By Indhrannie Pillay

The Ishara Puppet Theatre Trust performed their “Images of Truth – Satya ki Pratiroop” puppet show, to an audience of about 500 people in two shows at the Chatsworth ABH on 22 September 2007. The ‘images of truth’ show was commissioned by the Indira Gandhi National Center for the Arts in New Delhi. Dadi Pudumjee, founder of the trust said, “To date this is one of our most popular shows that appeal to both children and adults alike.” The show deals with Mahatma Gandhi and his ideologies of nonviolence and Satyagraha. The puppeteers reflect instances of Gandhi’s life in South Africa. “The aim of this show is to highlight the importance of us all to overcome hatred and wrath and to come together in unity,” he said. “We are using the puppetry and drama as a way to message peace and non violence.”

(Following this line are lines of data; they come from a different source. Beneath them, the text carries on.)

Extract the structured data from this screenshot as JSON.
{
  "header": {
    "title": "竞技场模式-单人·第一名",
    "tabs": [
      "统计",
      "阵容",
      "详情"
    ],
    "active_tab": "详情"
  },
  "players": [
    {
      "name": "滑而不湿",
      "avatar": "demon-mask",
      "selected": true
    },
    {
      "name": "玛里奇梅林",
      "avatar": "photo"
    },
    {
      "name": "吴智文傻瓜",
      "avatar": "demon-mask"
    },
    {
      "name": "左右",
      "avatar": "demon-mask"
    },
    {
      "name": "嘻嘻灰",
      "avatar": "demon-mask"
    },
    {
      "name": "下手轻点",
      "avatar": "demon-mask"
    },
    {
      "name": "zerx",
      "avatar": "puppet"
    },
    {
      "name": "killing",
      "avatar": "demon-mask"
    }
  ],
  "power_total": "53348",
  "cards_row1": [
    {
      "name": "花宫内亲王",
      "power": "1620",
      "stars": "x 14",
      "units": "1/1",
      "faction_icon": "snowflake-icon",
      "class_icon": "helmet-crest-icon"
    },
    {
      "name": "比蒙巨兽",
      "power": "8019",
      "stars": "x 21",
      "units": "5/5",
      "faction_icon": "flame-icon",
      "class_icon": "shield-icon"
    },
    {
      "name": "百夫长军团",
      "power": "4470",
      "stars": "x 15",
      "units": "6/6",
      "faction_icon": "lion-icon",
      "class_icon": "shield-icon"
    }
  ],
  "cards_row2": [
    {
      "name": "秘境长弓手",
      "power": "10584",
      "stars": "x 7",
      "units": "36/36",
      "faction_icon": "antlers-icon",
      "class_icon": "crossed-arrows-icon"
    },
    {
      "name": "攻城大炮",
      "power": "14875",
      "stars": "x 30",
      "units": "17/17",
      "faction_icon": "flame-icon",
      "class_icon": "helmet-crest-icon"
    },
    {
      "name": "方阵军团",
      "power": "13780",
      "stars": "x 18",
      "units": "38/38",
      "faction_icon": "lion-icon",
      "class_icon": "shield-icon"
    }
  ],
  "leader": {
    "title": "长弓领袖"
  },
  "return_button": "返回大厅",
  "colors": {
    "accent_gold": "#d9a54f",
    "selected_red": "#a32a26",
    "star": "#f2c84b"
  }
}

The Ishara Puppet Theatre Trust is one of India’s leading creative puppet theatres, which was founded in 1986 by Pudumjee, who has 40 years of experience in the puppetry industry.  His passion for puppets was ignited in his early childhood when he was gifted with a Pelham string puppet toy. This freak introduction into puppetry directed the path of Pudumjee’s life. In 1971, he obtained a Diploma in Puppetry and Creative Drama from the Darpana School Academy. In 1972, he travelled with the Darpana puppet troupe around Europe where he was exposed to various styles from the different countries which influenced his work. Over the next few years he was part of puppet shows all across India and abroad, until he founded the Ishara Puppet Theatre Trust.

“We use both modern and traditional puppetry techniques and hope to support, develop and maintain the traditional puppetry of India while also encouraging the renewal of the arts of puppetry,” Pudumjee said.  The Trust hopes to promoting education and entertainment via the medium of puppetry and drama “Ishara has been working with marginalized groups of youth in the fields of HIV/AIDS and Drug Use in partnership with UNESCO Paris and the European Union from 2004 -2006,” he said. At the end of the project six youth were successfully trained as peer educators. “These youth will use modern puppetry techniques and skills to facilitate workshops, awareness programmes, training programmes and performances with schools, institutions and NGO’s,” Pudumjee said.

By | 2017-11-09T15:54:42+02:00 May 20th, 2008|October 2007|